*WHAT IS EXPECTED*. Keep the images out while you set down the data exactly.

....................

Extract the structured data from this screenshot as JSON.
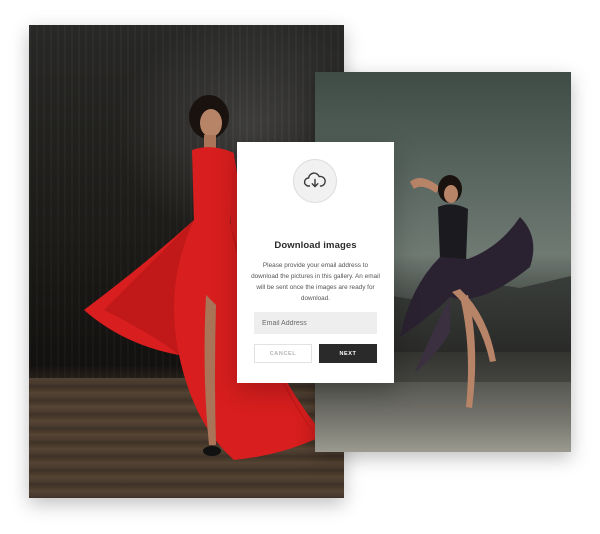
{
  "gallery": {
    "left_photo": {
      "subject": ""
    },
    "right_photo": {
      "subject": ""
    }
  },
  "modal": {
    "icon": "cloud-download-icon",
    "title": "Download images",
    "description": "Please provide your email address to download the pictures in this gallery. An email will be sent once the images are ready for download.",
    "email_placeholder": "Email Address",
    "email_value": "",
    "cancel_label": "CANCEL",
    "next_label": "NEXT"
  },
  "colors": {
    "primary_button": "#2a2a2a",
    "dress_red": "#d81e1e",
    "modal_background": "#ffffff"
  }
}
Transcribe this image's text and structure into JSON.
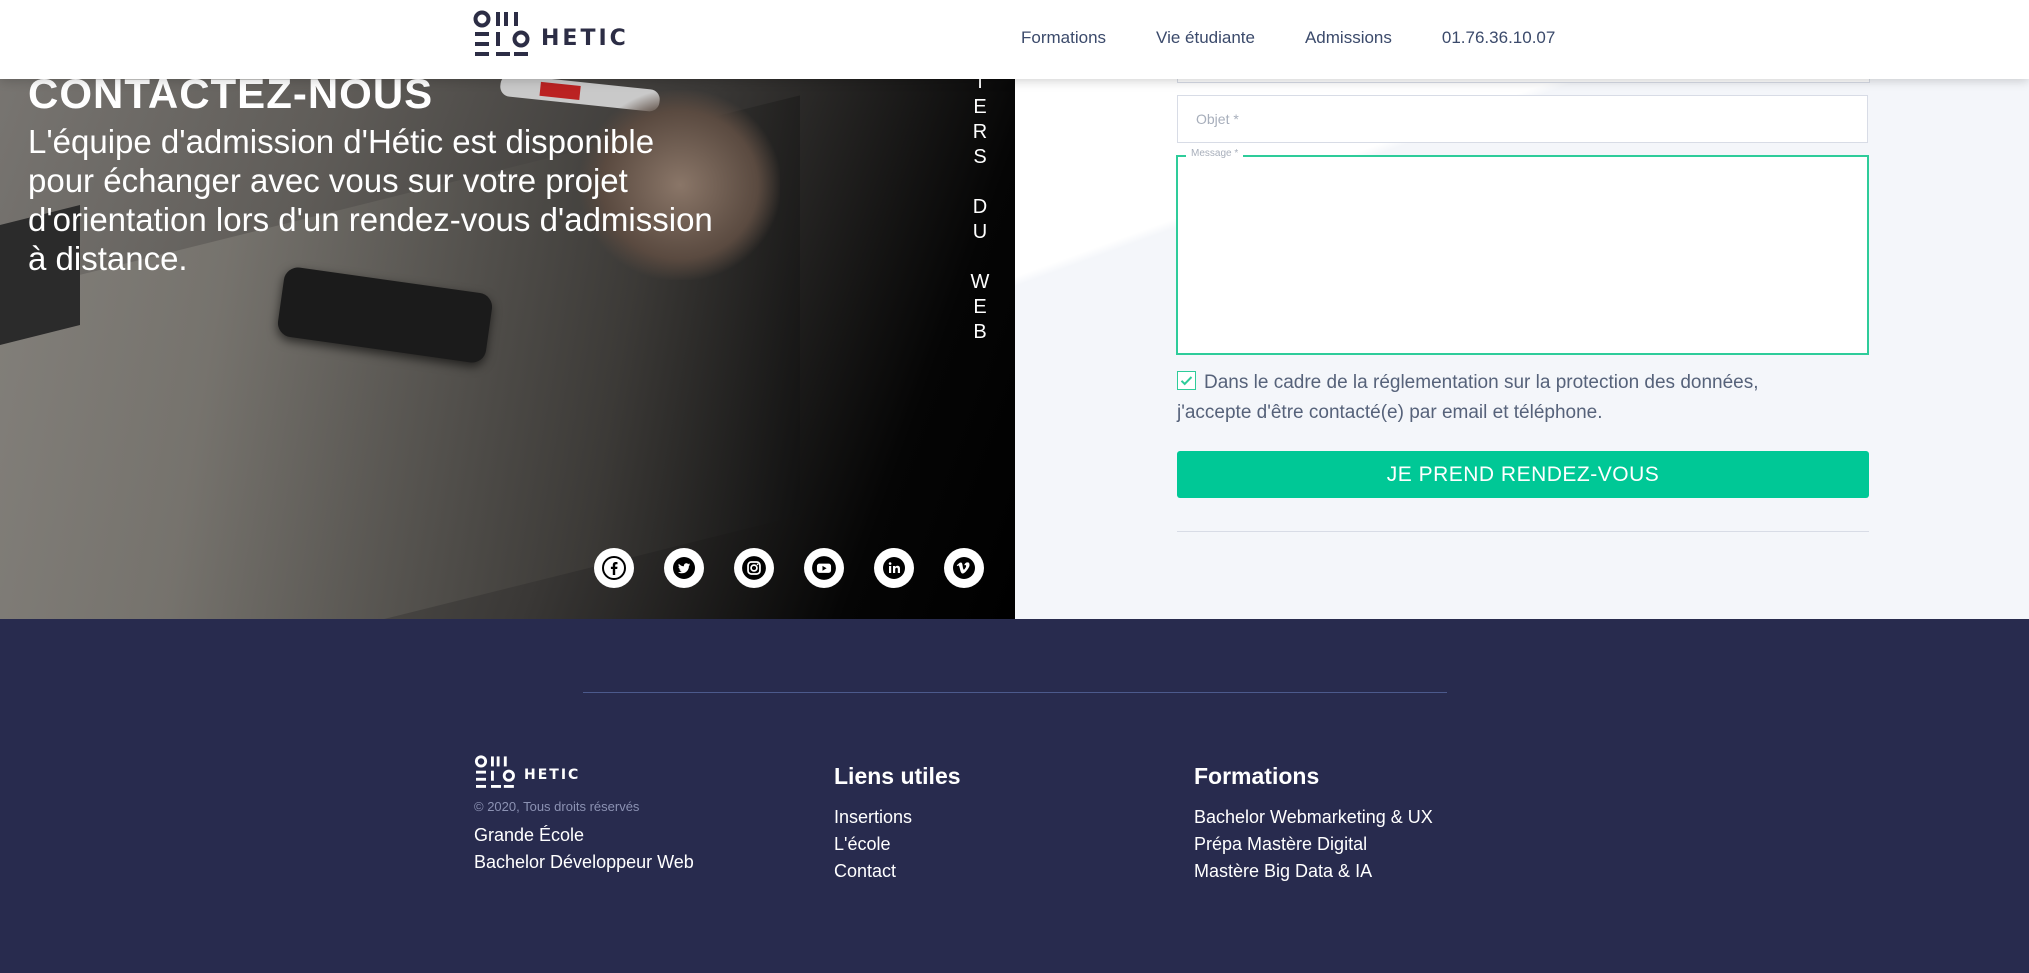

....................

*TASK SOLUTION*.
Extract the structured data from this screenshot as JSON.
{
  "gallery": {
    "left_photo": {
      "subject": ""
    },
    "right_photo": {
      "subject": ""
    }
  },
  "modal": {
    "icon": "cloud-download-icon",
    "title": "Download images",
    "description": "Please provide your email address to download the pictures in this gallery. An email will be sent once the images are ready for download.",
    "email_placeholder": "Email Address",
    "email_value": "",
    "cancel_label": "CANCEL",
    "next_label": "NEXT"
  },
  "colors": {
    "primary_button": "#2a2a2a",
    "dress_red": "#d81e1e",
    "modal_background": "#ffffff"
  }
}
Transcribe this image's text and structure into JSON.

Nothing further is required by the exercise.